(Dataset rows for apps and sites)
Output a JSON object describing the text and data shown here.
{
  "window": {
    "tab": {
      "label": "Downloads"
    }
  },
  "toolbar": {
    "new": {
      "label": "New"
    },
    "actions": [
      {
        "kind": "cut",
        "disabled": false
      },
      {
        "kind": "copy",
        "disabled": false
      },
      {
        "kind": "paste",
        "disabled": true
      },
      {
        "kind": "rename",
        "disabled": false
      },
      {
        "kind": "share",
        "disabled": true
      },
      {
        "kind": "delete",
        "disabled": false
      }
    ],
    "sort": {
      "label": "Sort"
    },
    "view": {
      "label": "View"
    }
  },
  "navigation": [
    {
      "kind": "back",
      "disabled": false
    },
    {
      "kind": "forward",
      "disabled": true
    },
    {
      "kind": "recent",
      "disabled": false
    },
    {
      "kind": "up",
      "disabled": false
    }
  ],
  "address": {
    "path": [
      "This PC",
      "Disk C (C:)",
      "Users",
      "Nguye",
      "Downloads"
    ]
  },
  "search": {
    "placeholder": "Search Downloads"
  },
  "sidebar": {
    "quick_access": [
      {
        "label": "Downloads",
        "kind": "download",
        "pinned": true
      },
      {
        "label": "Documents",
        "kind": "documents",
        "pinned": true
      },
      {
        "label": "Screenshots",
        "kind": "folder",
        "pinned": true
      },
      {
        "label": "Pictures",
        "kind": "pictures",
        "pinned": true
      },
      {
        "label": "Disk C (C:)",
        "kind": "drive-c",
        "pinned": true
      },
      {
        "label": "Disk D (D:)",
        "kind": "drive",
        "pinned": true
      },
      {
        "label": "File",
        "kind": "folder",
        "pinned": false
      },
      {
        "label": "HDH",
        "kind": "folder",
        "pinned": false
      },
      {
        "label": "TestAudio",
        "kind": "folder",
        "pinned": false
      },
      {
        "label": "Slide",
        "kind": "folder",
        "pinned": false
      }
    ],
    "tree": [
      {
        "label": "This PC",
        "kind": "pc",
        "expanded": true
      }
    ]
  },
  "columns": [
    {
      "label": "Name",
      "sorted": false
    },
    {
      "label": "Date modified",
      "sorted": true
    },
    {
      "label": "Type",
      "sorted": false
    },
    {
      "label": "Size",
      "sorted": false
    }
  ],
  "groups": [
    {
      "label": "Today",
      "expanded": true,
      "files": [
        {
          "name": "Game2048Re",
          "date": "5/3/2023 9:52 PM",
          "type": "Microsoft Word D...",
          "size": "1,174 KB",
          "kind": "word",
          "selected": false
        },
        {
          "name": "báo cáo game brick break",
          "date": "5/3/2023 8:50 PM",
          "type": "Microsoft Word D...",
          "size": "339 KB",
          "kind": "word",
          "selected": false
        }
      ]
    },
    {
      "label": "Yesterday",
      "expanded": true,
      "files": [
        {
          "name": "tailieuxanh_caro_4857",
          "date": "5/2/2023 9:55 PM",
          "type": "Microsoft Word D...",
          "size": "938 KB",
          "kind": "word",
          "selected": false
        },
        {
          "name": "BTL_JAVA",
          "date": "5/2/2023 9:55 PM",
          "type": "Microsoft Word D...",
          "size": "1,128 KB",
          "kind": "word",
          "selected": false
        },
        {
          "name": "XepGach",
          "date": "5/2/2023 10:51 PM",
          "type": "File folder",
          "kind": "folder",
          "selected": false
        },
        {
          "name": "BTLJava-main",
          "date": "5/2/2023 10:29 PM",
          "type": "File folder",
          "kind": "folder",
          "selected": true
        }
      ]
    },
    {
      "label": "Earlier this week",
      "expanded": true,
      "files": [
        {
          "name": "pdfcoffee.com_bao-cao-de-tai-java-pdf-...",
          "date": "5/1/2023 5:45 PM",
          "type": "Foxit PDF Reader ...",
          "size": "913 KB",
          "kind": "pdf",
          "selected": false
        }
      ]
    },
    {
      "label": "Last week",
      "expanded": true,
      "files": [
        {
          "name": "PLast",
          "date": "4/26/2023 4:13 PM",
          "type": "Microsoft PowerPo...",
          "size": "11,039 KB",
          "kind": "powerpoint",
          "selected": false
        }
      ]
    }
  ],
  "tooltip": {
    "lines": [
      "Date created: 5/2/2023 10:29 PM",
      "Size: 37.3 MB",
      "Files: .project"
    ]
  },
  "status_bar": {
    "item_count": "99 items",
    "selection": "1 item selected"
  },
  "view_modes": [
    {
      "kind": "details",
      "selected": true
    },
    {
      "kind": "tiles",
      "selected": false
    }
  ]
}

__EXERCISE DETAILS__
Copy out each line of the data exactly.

__FINISHED EXERCISE__
Output a JSON object describing the text and data shown here.
{
  "window": {
    "tab": {
      "label": "Downloads"
    }
  },
  "toolbar": {
    "new": {
      "label": "New"
    },
    "actions": [
      {
        "kind": "cut",
        "disabled": false
      },
      {
        "kind": "copy",
        "disabled": false
      },
      {
        "kind": "paste",
        "disabled": true
      },
      {
        "kind": "rename",
        "disabled": false
      },
      {
        "kind": "share",
        "disabled": true
      },
      {
        "kind": "delete",
        "disabled": false
      }
    ],
    "sort": {
      "label": "Sort"
    },
    "view": {
      "label": "View"
    }
  },
  "navigation": [
    {
      "kind": "back",
      "disabled": false
    },
    {
      "kind": "forward",
      "disabled": true
    },
    {
      "kind": "recent",
      "disabled": false
    },
    {
      "kind": "up",
      "disabled": false
    }
  ],
  "address": {
    "path": [
      "This PC",
      "Disk C (C:)",
      "Users",
      "Nguye",
      "Downloads"
    ]
  },
  "search": {
    "placeholder": "Search Downloads"
  },
  "sidebar": {
    "quick_access": [
      {
        "label": "Downloads",
        "kind": "download",
        "pinned": true
      },
      {
        "label": "Documents",
        "kind": "documents",
        "pinned": true
      },
      {
        "label": "Screenshots",
        "kind": "folder",
        "pinned": true
      },
      {
        "label": "Pictures",
        "kind": "pictures",
        "pinned": true
      },
      {
        "label": "Disk C (C:)",
        "kind": "drive-c",
        "pinned": true
      },
      {
        "label": "Disk D (D:)",
        "kind": "drive",
        "pinned": true
      },
      {
        "label": "File",
        "kind": "folder",
        "pinned": false
      },
      {
        "label": "HDH",
        "kind": "folder",
        "pinned": false
      },
      {
        "label": "TestAudio",
        "kind": "folder",
        "pinned": false
      },
      {
        "label": "Slide",
        "kind": "folder",
        "pinned": false
      }
    ],
    "tree": [
      {
        "label": "This PC",
        "kind": "pc",
        "expanded": true
      }
    ]
  },
  "columns": [
    {
      "label": "Name",
      "sorted": false
    },
    {
      "label": "Date modified",
      "sorted": true
    },
    {
      "label": "Type",
      "sorted": false
    },
    {
      "label": "Size",
      "sorted": false
    }
  ],
  "groups": [
    {
      "label": "Today",
      "expanded": true,
      "files": [
        {
          "name": "Game2048Re",
          "date": "5/3/2023 9:52 PM",
          "type": "Microsoft Word D...",
          "size": "1,174 KB",
          "kind": "word",
          "selected": false
        },
        {
          "name": "báo cáo game brick break",
          "date": "5/3/2023 8:50 PM",
          "type": "Microsoft Word D...",
          "size": "339 KB",
          "kind": "word",
          "selected": false
        }
      ]
    },
    {
      "label": "Yesterday",
      "expanded": true,
      "files": [
        {
          "name": "tailieuxanh_caro_4857",
          "date": "5/2/2023 9:55 PM",
          "type": "Microsoft Word D...",
          "size": "938 KB",
          "kind": "word",
          "selected": false
        },
        {
          "name": "BTL_JAVA",
          "date": "5/2/2023 9:55 PM",
          "type": "Microsoft Word D...",
          "size": "1,128 KB",
          "kind": "word",
          "selected": false
        },
        {
          "name": "XepGach",
          "date": "5/2/2023 10:51 PM",
          "type": "File folder",
          "kind": "folder",
          "selected": false
        },
        {
          "name": "BTLJava-main",
          "date": "5/2/2023 10:29 PM",
          "type": "File folder",
          "kind": "folder",
          "selected": true
        }
      ]
    },
    {
      "label": "Earlier this week",
      "expanded": true,
      "files": [
        {
          "name": "pdfcoffee.com_bao-cao-de-tai-java-pdf-...",
          "date": "5/1/2023 5:45 PM",
          "type": "Foxit PDF Reader ...",
          "size": "913 KB",
          "kind": "pdf",
          "selected": false
        }
      ]
    },
    {
      "label": "Last week",
      "expanded": true,
      "files": [
        {
          "name": "PLast",
          "date": "4/26/2023 4:13 PM",
          "type": "Microsoft PowerPo...",
          "size": "11,039 KB",
          "kind": "powerpoint",
          "selected": false
        }
      ]
    }
  ],
  "tooltip": {
    "lines": [
      "Date created: 5/2/2023 10:29 PM",
      "Size: 37.3 MB",
      "Files: .project"
    ]
  },
  "status_bar": {
    "item_count": "99 items",
    "selection": "1 item selected"
  },
  "view_modes": [
    {
      "kind": "details",
      "selected": true
    },
    {
      "kind": "tiles",
      "selected": false
    }
  ]
}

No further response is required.